Well, one day I got tired of the same-old, same-old. Instead I used the same light body you got from the start of the game, but researched armor to the max. I used a needle gun (light cannon T3 version) instead of a Gauss. And I put it on a hovercraft chassis (high speed, low armor, low health). Result? A much cheaper vehicle that took ten seconds to manufacture instead of five minutes. I could crank out a hundred of them in the time it took someone to get ten to twenty heavy tanks. And the best part was, they could take ONE hit from a heavy tank and not die. Simple to deal with that, I simply set thier orders to retreat to my repair station upon medium damage. I then set all 100 over to the enemy base and ignored them. I then ignored them while I did some minor base repairs. I was expecting to see all 100 at my repair station, minus casualties. I recall seeing a little profanity on my screen, but was busy putting up a little more stationary defense while that was going on. Five minutes later, I notice only fifteen hovertanks at my repair facility, already tuned up. Did I lose that many tanks?
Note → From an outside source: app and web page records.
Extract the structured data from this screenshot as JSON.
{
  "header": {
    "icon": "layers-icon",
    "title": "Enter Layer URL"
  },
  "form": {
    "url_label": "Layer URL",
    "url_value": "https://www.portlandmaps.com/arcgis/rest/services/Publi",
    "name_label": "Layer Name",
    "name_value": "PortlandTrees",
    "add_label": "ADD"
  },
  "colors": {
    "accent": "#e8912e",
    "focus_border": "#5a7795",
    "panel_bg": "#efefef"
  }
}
Nope. Eighty were still at where the enemy base was. My hundred light tanks had not only taken out the entire enemy heavy tank force, it had also levelled the base, all without any intervention from me. It worked so well I didn't build a heavy tank ever again. I called it my "Swarm strategy" and went on to win many, many matches with it.
In closing, though Pumpkin Studios is now a thing of the past, Warzone 2100 is still with us, thanks to the amazing folks at http://wz2100.net/. Yes, you can download the entire, rebuilt game. Thanks to the WZ 2100 Resurrection Project! Go there and get it, RTS lovers. And remember, templates are great for beginners, and even better for the vets who don't use them. Know your enemy.